Some commentators have noted that Draghi is often long on words, but short on action and they are wondering if Draghi will ‘drag’ his heels in June. This is very unlikely in my view. The ECB has really put itself in a tight corner this time. Non-action in June after such a strong commitment would possibly lead to a significant rise in the euro, so the whole exercise would be completely counterproductive. Therefore, we feel that the likelihood of ECB action in June, in particular a rate cut, is extremely high.

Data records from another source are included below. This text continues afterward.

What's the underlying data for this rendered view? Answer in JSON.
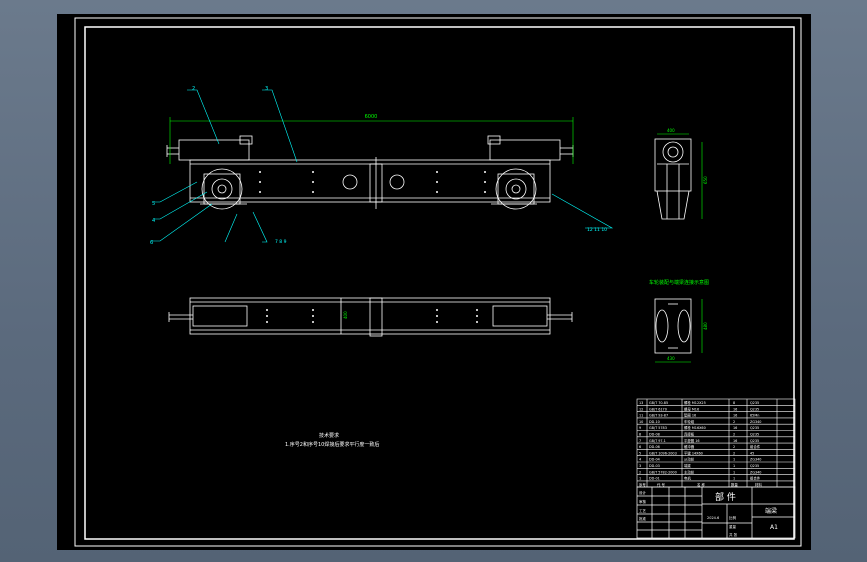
{
  "drawing": {
    "title_zh": "部 件",
    "name": "端梁",
    "sheet_size": "A1",
    "note_heading": "技术要求",
    "note_line_1": "1.序号2和序号10焊接后要求平行度一致后",
    "section_label": "车轮装配与端梁连接示意图",
    "dim_total_length": "6000",
    "dim_side_height": "650",
    "dim_side_width": "400",
    "dim_plan_width": "400",
    "dim_detail_height": "480",
    "dim_detail_width": "430",
    "label_leader_1": "2",
    "label_leader_2": "3",
    "label_leader_3": "12 11 10",
    "label_leader_4": "7 8 9",
    "label_left_5": "5",
    "label_left_4": "4",
    "label_left_6": "6"
  },
  "bom": {
    "rows": [
      {
        "no": "13",
        "code": "GB/T 70-85",
        "name": "螺栓 M12X25",
        "qty": "8",
        "mat": "Q235"
      },
      {
        "no": "12",
        "code": "GB/T 6170",
        "name": "螺母 M16",
        "qty": "16",
        "mat": "Q235"
      },
      {
        "no": "11",
        "code": "GB/T 93-87",
        "name": "垫圈 16",
        "qty": "16",
        "mat": "65Mn"
      },
      {
        "no": "10",
        "code": "DD-10",
        "name": "车轮组",
        "qty": "2",
        "mat": "ZG340"
      },
      {
        "no": "9",
        "code": "GB/T 5783",
        "name": "螺栓 M16X60",
        "qty": "16",
        "mat": "Q235"
      },
      {
        "no": "8",
        "code": "DD-08",
        "name": "连接板",
        "qty": "2",
        "mat": "Q235"
      },
      {
        "no": "7",
        "code": "GB/T 97.1",
        "name": "平垫圈 16",
        "qty": "16",
        "mat": "Q235"
      },
      {
        "no": "6",
        "code": "DD-06",
        "name": "缓冲器",
        "qty": "2",
        "mat": "组合件"
      },
      {
        "no": "5",
        "code": "GB/T 1096-2003",
        "name": "平键 14X60",
        "qty": "2",
        "mat": "45"
      },
      {
        "no": "4",
        "code": "DD-04",
        "name": "从动轮",
        "qty": "1",
        "mat": "ZG340"
      },
      {
        "no": "3",
        "code": "DD-03",
        "name": "端梁",
        "qty": "1",
        "mat": "Q235"
      },
      {
        "no": "2",
        "code": "GB/T 5782-2000",
        "name": "主动轮",
        "qty": "1",
        "mat": "ZG340"
      },
      {
        "no": "1",
        "code": "DD-01",
        "name": "电机",
        "qty": "1",
        "mat": "组合件"
      }
    ],
    "headers": {
      "no": "序号",
      "code": "代 号",
      "name": "名 称",
      "qty": "数量",
      "mat": "材料"
    }
  },
  "titleblock": {
    "designer_label": "设计",
    "check_label": "审核",
    "process_label": "工艺",
    "approve_label": "批准",
    "scale_label": "比例",
    "weight_label": "重量",
    "sheet_label": "共 张",
    "date": "2024.6"
  },
  "colors": {
    "viewport_bg": "#000000",
    "line": "#ffffff",
    "dimension": "#00ff00",
    "leader": "#00ffff",
    "frame": "#ffffff"
  }
}
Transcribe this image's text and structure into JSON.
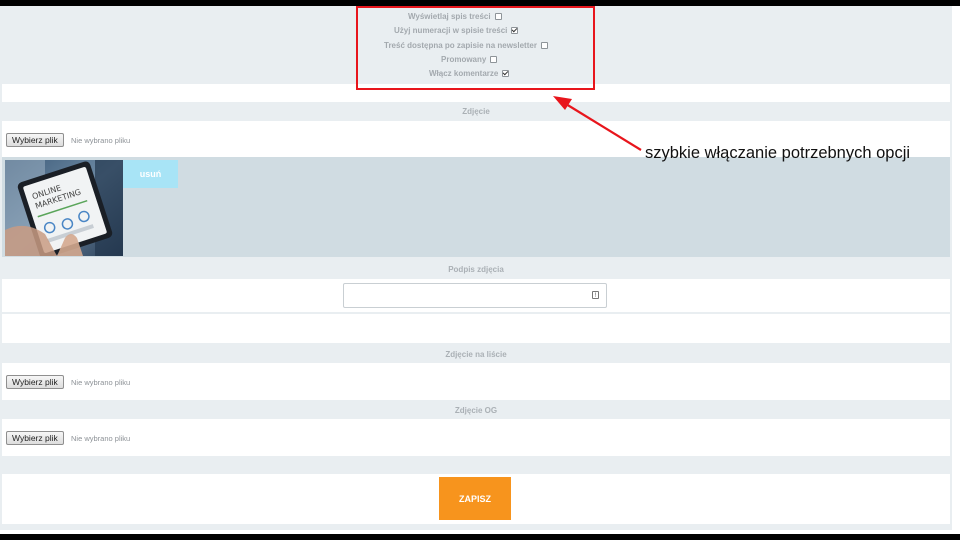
{
  "options": {
    "items": [
      {
        "label": "Wyświetlaj spis treści",
        "checked": false
      },
      {
        "label": "Użyj numeracji w spisie treści",
        "checked": true
      },
      {
        "label": "Treść dostępna po zapisie na newsletter",
        "checked": false
      },
      {
        "label": "Promowany",
        "checked": false
      },
      {
        "label": "Włącz komentarze",
        "checked": true
      }
    ]
  },
  "photo": {
    "section_label": "Zdjęcie",
    "file_button": "Wybierz plik",
    "no_file": "Nie wybrano pliku",
    "remove_button": "usuń",
    "thumbnail_text": [
      "ONLINE",
      "MARKETING"
    ]
  },
  "caption": {
    "label": "Podpis zdjęcia",
    "value": "",
    "icon": "info-icon"
  },
  "list_photo": {
    "label": "Zdjęcie na liście",
    "file_button": "Wybierz plik",
    "no_file": "Nie wybrano pliku"
  },
  "og_photo": {
    "label": "Zdjęcie OG",
    "file_button": "Wybierz plik",
    "no_file": "Nie wybrano pliku"
  },
  "save_button": "ZAPISZ",
  "annotation": {
    "text": "szybkie włączanie potrzebnych opcji"
  },
  "colors": {
    "highlight_red": "#e8151c",
    "save_orange": "#f7941d",
    "remove_cyan": "#a8e4f6"
  }
}
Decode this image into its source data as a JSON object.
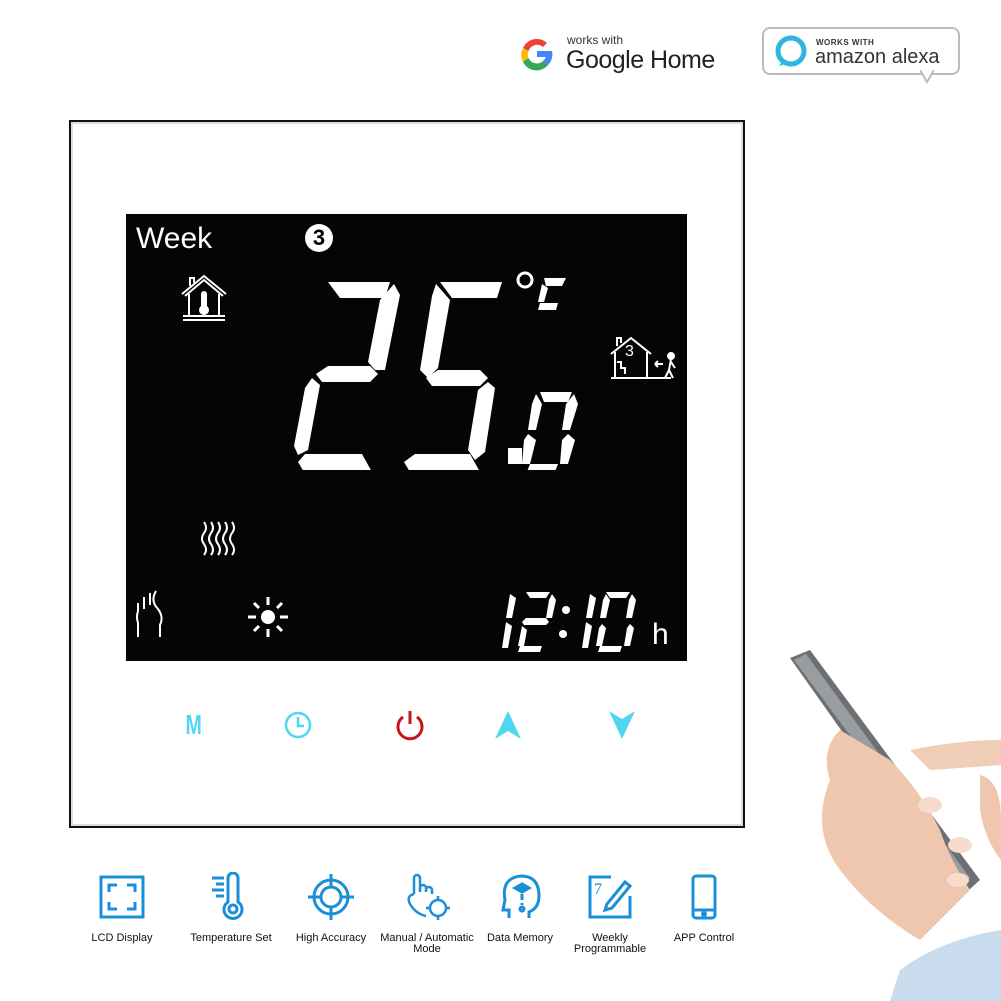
{
  "badges": {
    "google": {
      "prefix": "works with",
      "name": "Google Home"
    },
    "alexa": {
      "prefix": "WORKS WITH",
      "name": "amazon alexa"
    }
  },
  "lcd": {
    "mode_label": "Week",
    "program_number": "3",
    "temperature": {
      "integer": "25",
      "decimal": "0",
      "unit": "°C"
    },
    "away_house_number": "3",
    "time": {
      "value": "12:10",
      "unit": "h"
    },
    "icons": [
      "house-thermometer-icon",
      "away-mode-icon",
      "heating-waves-icon",
      "hand-heat-icon",
      "sun-icon"
    ]
  },
  "touch_buttons": [
    {
      "name": "mode",
      "label": "M",
      "color": "#4fd6f0"
    },
    {
      "name": "clock",
      "label": "",
      "color": "#4fd6f0"
    },
    {
      "name": "power",
      "label": "",
      "color": "#c8141a"
    },
    {
      "name": "up",
      "label": "",
      "color": "#4fd6f0"
    },
    {
      "name": "down",
      "label": "",
      "color": "#4fd6f0"
    }
  ],
  "features": [
    {
      "icon": "lcd-display-icon",
      "label": "LCD Display"
    },
    {
      "icon": "temperature-set-icon",
      "label": "Temperature Set"
    },
    {
      "icon": "high-accuracy-icon",
      "label": "High Accuracy"
    },
    {
      "icon": "manual-automatic-icon",
      "label": "Manual / Automatic Mode"
    },
    {
      "icon": "data-memory-icon",
      "label": "Data Memory"
    },
    {
      "icon": "weekly-programmable-icon",
      "label": "Weekly Programmable"
    },
    {
      "icon": "app-control-icon",
      "label": "APP Control"
    }
  ],
  "colors": {
    "accent_blue": "#1a8fd8",
    "lcd_bg": "#050505",
    "power_red": "#c8141a",
    "touch_cyan": "#4fd6f0"
  }
}
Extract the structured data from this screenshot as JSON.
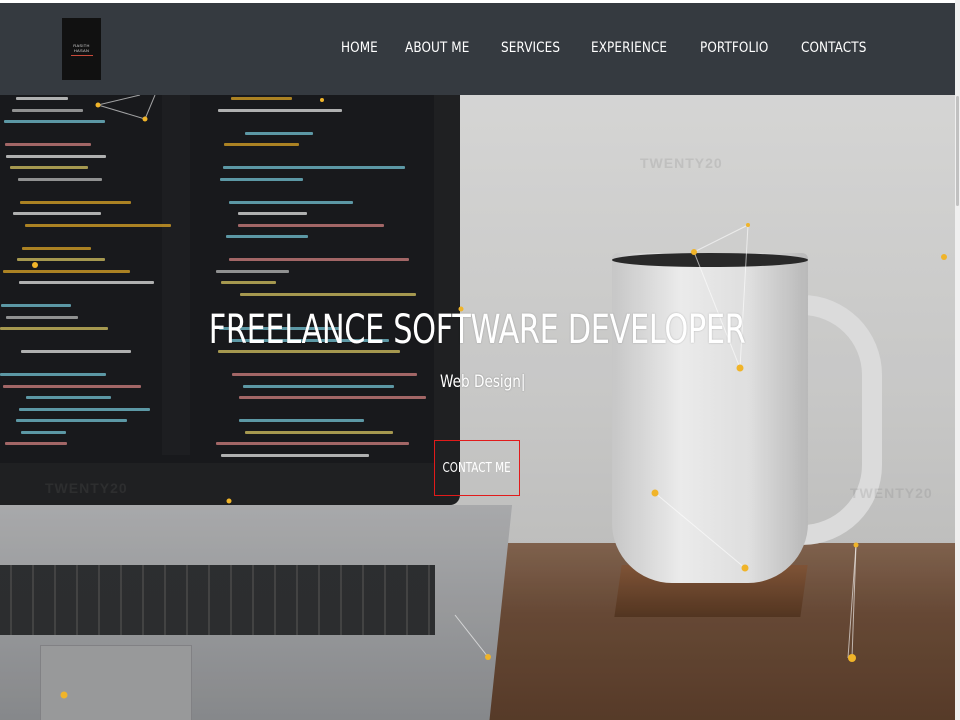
{
  "logo": {
    "lines": [
      "RASITH",
      "HASAN"
    ]
  },
  "nav": {
    "items": [
      {
        "label": "HOME"
      },
      {
        "label": "ABOUT ME"
      },
      {
        "label": "SERVICES"
      },
      {
        "label": "EXPERIENCE"
      },
      {
        "label": "PORTFOLIO"
      },
      {
        "label": "CONTACTS"
      }
    ]
  },
  "hero": {
    "title": "FREELANCE SOFTWARE DEVELOPER",
    "subtitle": "Web Design|",
    "cta_label": "CONTACT ME"
  },
  "watermark": "TWENTY20",
  "colors": {
    "navbar": "#353a40",
    "cta_border": "#e11b1b",
    "particle": "#f0b429"
  }
}
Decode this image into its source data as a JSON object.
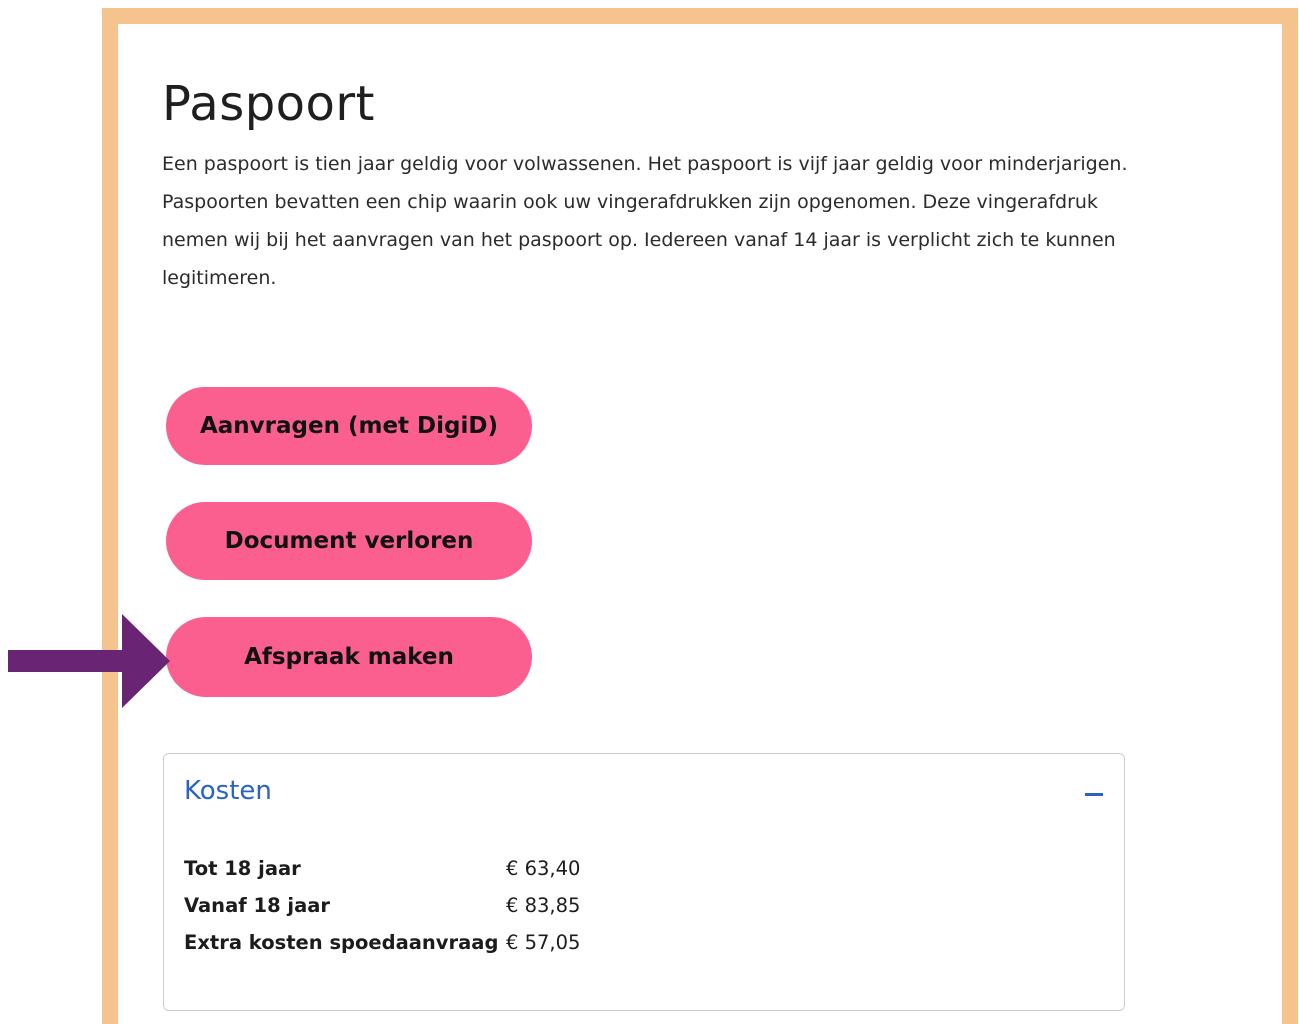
{
  "page": {
    "title": "Paspoort",
    "intro": "Een paspoort is tien jaar geldig voor volwassenen. Het paspoort is vijf jaar geldig voor minderjarigen. Paspoorten bevatten een chip waarin ook uw vingerafdrukken zijn opgenomen. Deze vingerafdruk nemen wij bij het aanvragen van het paspoort op. Iedereen vanaf 14 jaar is verplicht zich te kunnen legitimeren."
  },
  "buttons": {
    "apply_label": "Aanvragen (met DigiD)",
    "lost_label": "Document verloren",
    "appointment_label": "Afspraak maken"
  },
  "costs": {
    "title": "Kosten",
    "toggle_icon": "minus-icon",
    "rows": [
      {
        "label": "Tot 18 jaar",
        "amount": "€ 63,40"
      },
      {
        "label": "Vanaf 18 jaar",
        "amount": "€ 83,85"
      },
      {
        "label": "Extra kosten spoedaanvraag",
        "amount": "€ 57,05"
      }
    ]
  },
  "colors": {
    "frame": "#f5c48e",
    "button": "#fb5f90",
    "accent_blue": "#2a64c0",
    "arrow": "#6a2474"
  },
  "annotation": {
    "icon": "right-arrow-icon"
  }
}
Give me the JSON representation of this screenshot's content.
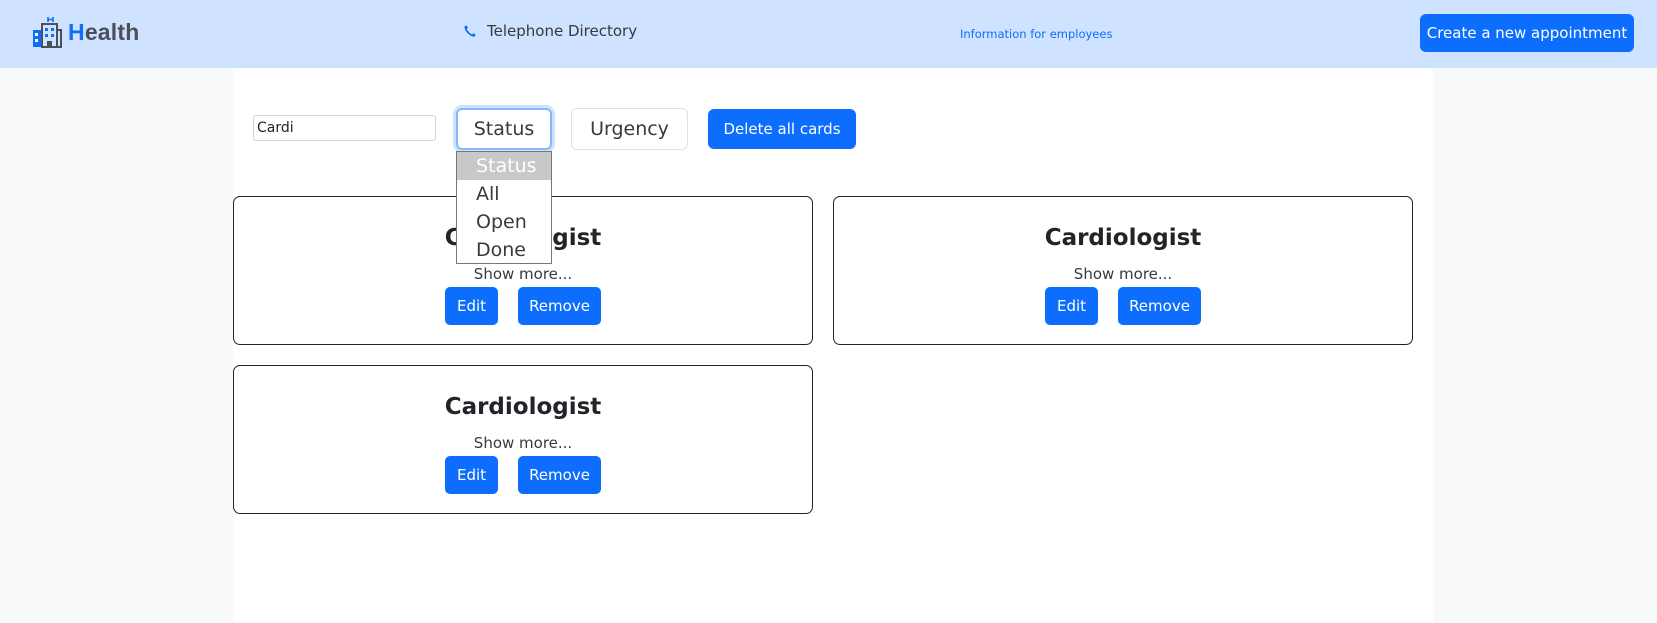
{
  "header": {
    "logo": {
      "prefix": "H",
      "rest": "ealth"
    },
    "phone_label": "Telephone Directory",
    "info_link": "Information for employees",
    "create_button": "Create a new appointment"
  },
  "filters": {
    "search_value": "Cardi",
    "status_label": "Status",
    "urgency_label": "Urgency",
    "delete_button": "Delete all cards",
    "status_options": [
      "Status",
      "All",
      "Open",
      "Done"
    ],
    "status_selected_index": 0
  },
  "cards": [
    {
      "title": "Cardiologist",
      "more": "Show more...",
      "edit": "Edit",
      "remove": "Remove"
    },
    {
      "title": "Cardiologist",
      "more": "Show more...",
      "edit": "Edit",
      "remove": "Remove"
    },
    {
      "title": "Cardiologist",
      "more": "Show more...",
      "edit": "Edit",
      "remove": "Remove"
    }
  ],
  "colors": {
    "header_bg": "#cfe2ff",
    "accent": "#0d6efd",
    "page_bg": "#f8f9fa"
  },
  "icons": [
    "hospital-icon",
    "phone-icon"
  ]
}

A day before the ECB governing council met, Fed chair Yellen testified to the US Congress. The Fed is involved in a clear policy of tapering its asset purchases and everything is going according to plan here. So Yellen’s comments were not particularly important to the immediate policy outlook. Instead, her statement must be seen in the light of policy questions further into the future. She focussed some of her remarks on housing. This sector was one of the main drivers of the recovery until borrowing costs started rising in May last year. It goes too far to argue that the housing market is weak now, but it certainly is less strong than it was a year ago. A further rise in borrowing costs may weaken the housing market further and undermine the overall economy. This is not a risk the Fed wants to take. Another issue Yellen raised was that while unemployment has fallen, it remains well above an acceptable level. As long as unemployment is above this acceptable level, the Yellen-Fed will be willing to provide monetary stimulus. I read Yellen’s testimony as an effort to provide comfort to markets that the Fed will not actually tighten policy for a long time yet. This, in turn, is aimed at trying to keep borrowing costs along the yield curve low, a plan that seems to be working very well indeed!